◆ Required action ◆
The answer should match the entries below word for word, minus their pictures.

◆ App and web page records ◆
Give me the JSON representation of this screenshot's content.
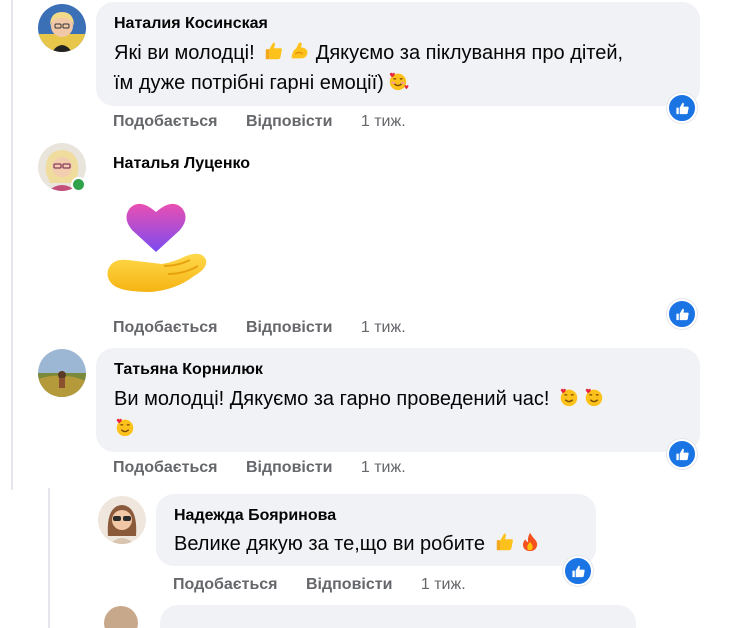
{
  "comments": [
    {
      "author": "Наталия Косинская",
      "text": "Які ви молодці! 👍💪 Дякуємо за піклування про дітей, їм дуже потрібні гарні емоції)🥰",
      "text_line1": "Які ви молодці! ",
      "text_line1b": " Дякуємо за піклування про дітей,",
      "text_line2": "їм дуже потрібні гарні емоції)",
      "actions": {
        "like": "Подобається",
        "reply": "Відповісти",
        "time": "1 тиж."
      }
    },
    {
      "author": "Наталья Луценко",
      "sticker": "heart-in-hand-sticker",
      "online": true,
      "actions": {
        "like": "Подобається",
        "reply": "Відповісти",
        "time": "1 тиж."
      }
    },
    {
      "author": "Татьяна Корнилюк",
      "text": "Ви молодці! Дякуємо за гарно проведений час! 🥰🥰🥰",
      "text_line1": "Ви молодці! Дякуємо за гарно проведений час!",
      "actions": {
        "like": "Подобається",
        "reply": "Відповісти",
        "time": "1 тиж."
      }
    }
  ],
  "reply": {
    "author": "Надежда Бояринова",
    "text": "Велике дякую за те,що ви робите 👍🔥",
    "text_line1": "Велике дякую за те,що ви робите",
    "actions": {
      "like": "Подобається",
      "reply": "Відповісти",
      "time": "1 тиж."
    }
  },
  "colors": {
    "bubble": "#f0f2f5",
    "like": "#1b74e4",
    "meta": "#65676b",
    "online": "#31a24c"
  }
}
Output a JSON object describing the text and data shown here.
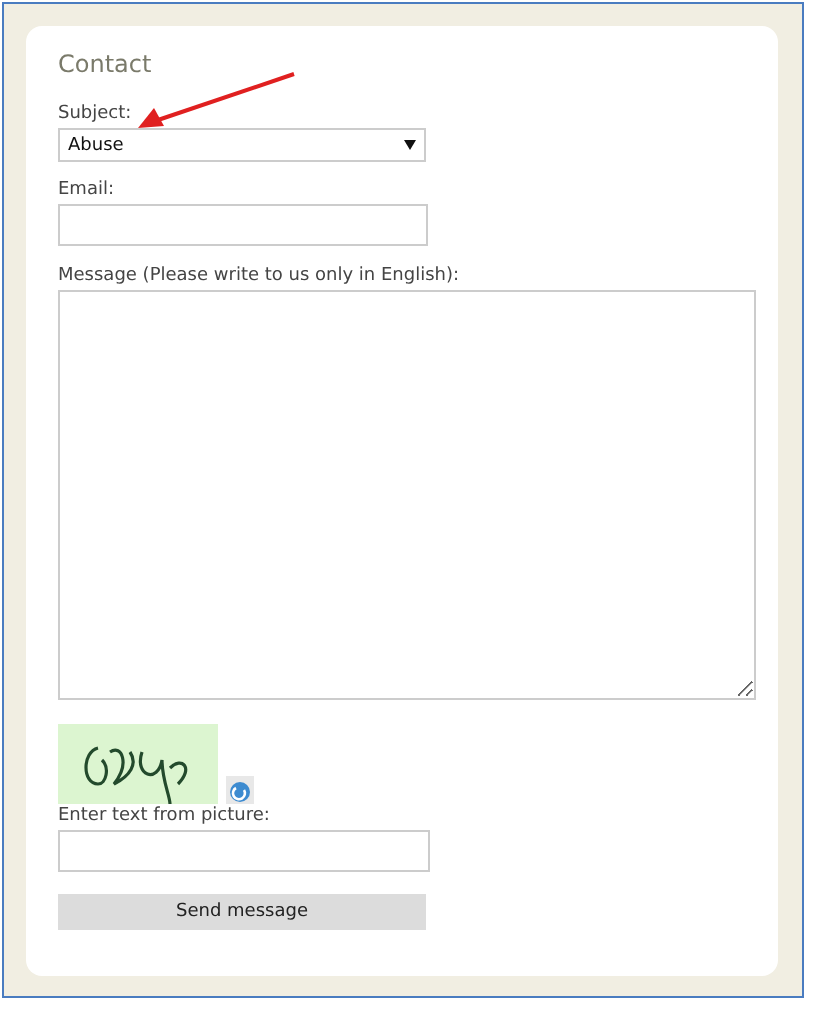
{
  "form": {
    "title": "Contact",
    "subject": {
      "label": "Subject:",
      "value": "Abuse"
    },
    "email": {
      "label": "Email:"
    },
    "message": {
      "label": "Message (Please write to us only in English):"
    },
    "captcha": {
      "kind": "picture",
      "label": "Enter text from picture:"
    },
    "submit": "Send message"
  }
}
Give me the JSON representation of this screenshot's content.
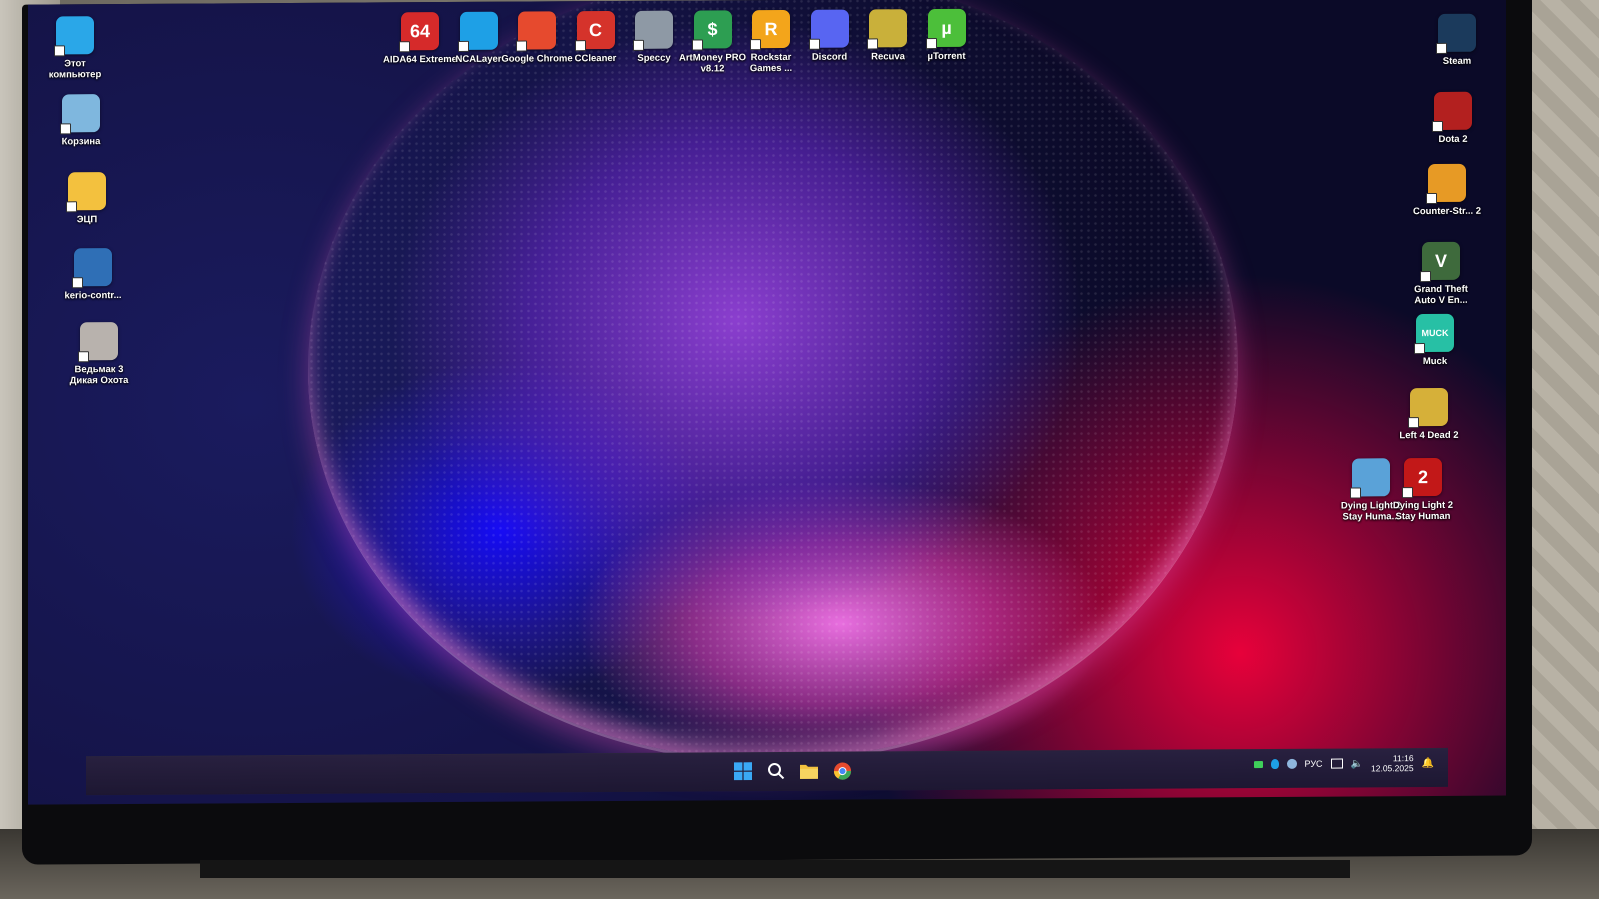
{
  "desktop": {
    "left_icons": [
      {
        "label": "Этот компьютер",
        "icon": "monitor-icon",
        "color": "#2aa7e8"
      },
      {
        "label": "Корзина",
        "icon": "recycle-bin-icon",
        "color": "#7fb7de"
      },
      {
        "label": "ЭЦП",
        "icon": "folder-icon",
        "color": "#f3c13e"
      },
      {
        "label": "kerio-contr...",
        "icon": "kerio-icon",
        "color": "#2f6fb6"
      },
      {
        "label": "Ведьмак 3 Дикая Охота",
        "icon": "witcher-icon",
        "color": "#b8b2ad"
      }
    ],
    "top_icons": [
      {
        "label": "AIDA64 Extreme",
        "icon": "aida64-icon",
        "glyph": "64",
        "color": "#d62a2a"
      },
      {
        "label": "NCALayer",
        "icon": "ncalayer-icon",
        "glyph": "",
        "color": "#1ea0e6"
      },
      {
        "label": "Google Chrome",
        "icon": "chrome-icon",
        "glyph": "",
        "color": "#e64a2e"
      },
      {
        "label": "CCleaner",
        "icon": "ccleaner-icon",
        "glyph": "C",
        "color": "#d5332b"
      },
      {
        "label": "Speccy",
        "icon": "speccy-icon",
        "glyph": "",
        "color": "#8e99a5"
      },
      {
        "label": "ArtMoney PRO v8.12",
        "icon": "artmoney-icon",
        "glyph": "$",
        "color": "#2d9e52"
      },
      {
        "label": "Rockstar Games ...",
        "icon": "rockstar-icon",
        "glyph": "R",
        "color": "#f3a51b"
      },
      {
        "label": "Discord",
        "icon": "discord-icon",
        "glyph": "",
        "color": "#5865f2"
      },
      {
        "label": "Recuva",
        "icon": "recuva-icon",
        "glyph": "",
        "color": "#c9b03a"
      },
      {
        "label": "µTorrent",
        "icon": "utorrent-icon",
        "glyph": "µ",
        "color": "#4cbf3a"
      }
    ],
    "right_icons": [
      {
        "label": "Steam",
        "icon": "steam-icon",
        "glyph": "",
        "color": "#1b3a5c"
      },
      {
        "label": "Dota 2",
        "icon": "dota2-icon",
        "glyph": "",
        "color": "#b3201f"
      },
      {
        "label": "Counter-Str... 2",
        "icon": "counter-strike-icon",
        "glyph": "",
        "color": "#e79a25"
      },
      {
        "label": "Grand Theft Auto V En...",
        "icon": "gta5-icon",
        "glyph": "V",
        "color": "#3e6a3c"
      },
      {
        "label": "Muck",
        "icon": "muck-icon",
        "glyph": "MUCK",
        "color": "#27c0a5"
      },
      {
        "label": "Left 4 Dead 2",
        "icon": "left4dead2-icon",
        "glyph": "",
        "color": "#d6b039"
      },
      {
        "label": "Dying Light 2 Stay Huma...",
        "icon": "dying-light-2-icon",
        "glyph": "",
        "color": "#5aa2d8"
      },
      {
        "label": "Dying Light 2 Stay Human",
        "icon": "dying-light-2-alt-icon",
        "glyph": "2",
        "color": "#c21818"
      }
    ]
  },
  "taskbar": {
    "pinned": [
      {
        "name": "start-button",
        "icon": "windows-icon"
      },
      {
        "name": "search-button",
        "icon": "search-icon"
      },
      {
        "name": "file-explorer-button",
        "icon": "folder-icon"
      },
      {
        "name": "chrome-taskbar-button",
        "icon": "chrome-icon"
      }
    ],
    "tray": {
      "language": "РУС",
      "time": "11:16",
      "date": "12.05.2025"
    }
  }
}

◆ Written response ◆
Give me the JSON representation of this screenshot's content.
{
  "comments": [
    {
      "author": "Наталия Косинская",
      "text": "Які ви молодці! 👍💪 Дякуємо за піклування про дітей, їм дуже потрібні гарні емоції)🥰",
      "text_line1": "Які ви молодці! ",
      "text_line1b": " Дякуємо за піклування про дітей,",
      "text_line2": "їм дуже потрібні гарні емоції)",
      "actions": {
        "like": "Подобається",
        "reply": "Відповісти",
        "time": "1 тиж."
      }
    },
    {
      "author": "Наталья Луценко",
      "sticker": "heart-in-hand-sticker",
      "online": true,
      "actions": {
        "like": "Подобається",
        "reply": "Відповісти",
        "time": "1 тиж."
      }
    },
    {
      "author": "Татьяна Корнилюк",
      "text": "Ви молодці! Дякуємо за гарно проведений час! 🥰🥰🥰",
      "text_line1": "Ви молодці! Дякуємо за гарно проведений час!",
      "actions": {
        "like": "Подобається",
        "reply": "Відповісти",
        "time": "1 тиж."
      }
    }
  ],
  "reply": {
    "author": "Надежда Бояринова",
    "text": "Велике дякую за те,що ви робите 👍🔥",
    "text_line1": "Велике дякую за те,що ви робите",
    "actions": {
      "like": "Подобається",
      "reply": "Відповісти",
      "time": "1 тиж."
    }
  },
  "colors": {
    "bubble": "#f0f2f5",
    "like": "#1b74e4",
    "meta": "#65676b",
    "online": "#31a24c"
  }
}
Output a JSON object describing the text and data shown here.
{
  "form": {
    "title": "Contact",
    "subject": {
      "label": "Subject:",
      "value": "Abuse"
    },
    "email": {
      "label": "Email:"
    },
    "message": {
      "label": "Message (Please write to us only in English):"
    },
    "captcha": {
      "kind": "picture",
      "label": "Enter text from picture:"
    },
    "submit": "Send message"
  }
}
Give me the JSON representation of this screenshot's content.
{
  "desktop": {
    "left_icons": [
      {
        "label": "Этот компьютер",
        "icon": "monitor-icon",
        "color": "#2aa7e8"
      },
      {
        "label": "Корзина",
        "icon": "recycle-bin-icon",
        "color": "#7fb7de"
      },
      {
        "label": "ЭЦП",
        "icon": "folder-icon",
        "color": "#f3c13e"
      },
      {
        "label": "kerio-contr...",
        "icon": "kerio-icon",
        "color": "#2f6fb6"
      },
      {
        "label": "Ведьмак 3 Дикая Охота",
        "icon": "witcher-icon",
        "color": "#b8b2ad"
      }
    ],
    "top_icons": [
      {
        "label": "AIDA64 Extreme",
        "icon": "aida64-icon",
        "glyph": "64",
        "color": "#d62a2a"
      },
      {
        "label": "NCALayer",
        "icon": "ncalayer-icon",
        "glyph": "",
        "color": "#1ea0e6"
      },
      {
        "label": "Google Chrome",
        "icon": "chrome-icon",
        "glyph": "",
        "color": "#e64a2e"
      },
      {
        "label": "CCleaner",
        "icon": "ccleaner-icon",
        "glyph": "C",
        "color": "#d5332b"
      },
      {
        "label": "Speccy",
        "icon": "speccy-icon",
        "glyph": "",
        "color": "#8e99a5"
      },
      {
        "label": "ArtMoney PRO v8.12",
        "icon": "artmoney-icon",
        "glyph": "$",
        "color": "#2d9e52"
      },
      {
        "label": "Rockstar Games ...",
        "icon": "rockstar-icon",
        "glyph": "R",
        "color": "#f3a51b"
      },
      {
        "label": "Discord",
        "icon": "discord-icon",
        "glyph": "",
        "color": "#5865f2"
      },
      {
        "label": "Recuva",
        "icon": "recuva-icon",
        "glyph": "",
        "color": "#c9b03a"
      },
      {
        "label": "µTorrent",
        "icon": "utorrent-icon",
        "glyph": "µ",
        "color": "#4cbf3a"
      }
    ],
    "right_icons": [
      {
        "label": "Steam",
        "icon": "steam-icon",
        "glyph": "",
        "color": "#1b3a5c"
      },
      {
        "label": "Dota 2",
        "icon": "dota2-icon",
        "glyph": "",
        "color": "#b3201f"
      },
      {
        "label": "Counter-Str... 2",
        "icon": "counter-strike-icon",
        "glyph": "",
        "color": "#e79a25"
      },
      {
        "label": "Grand Theft Auto V En...",
        "icon": "gta5-icon",
        "glyph": "V",
        "color": "#3e6a3c"
      },
      {
        "label": "Muck",
        "icon": "muck-icon",
        "glyph": "MUCK",
        "color": "#27c0a5"
      },
      {
        "label": "Left 4 Dead 2",
        "icon": "left4dead2-icon",
        "glyph": "",
        "color": "#d6b039"
      },
      {
        "label": "Dying Light 2 Stay Huma...",
        "icon": "dying-light-2-icon",
        "glyph": "",
        "color": "#5aa2d8"
      },
      {
        "label": "Dying Light 2 Stay Human",
        "icon": "dying-light-2-alt-icon",
        "glyph": "2",
        "color": "#c21818"
      }
    ]
  },
  "taskbar": {
    "pinned": [
      {
        "name": "start-button",
        "icon": "windows-icon"
      },
      {
        "name": "search-button",
        "icon": "search-icon"
      },
      {
        "name": "file-explorer-button",
        "icon": "folder-icon"
      },
      {
        "name": "chrome-taskbar-button",
        "icon": "chrome-icon"
      }
    ],
    "tray": {
      "language": "РУС",
      "time": "11:16",
      "date": "12.05.2025"
    }
  }
}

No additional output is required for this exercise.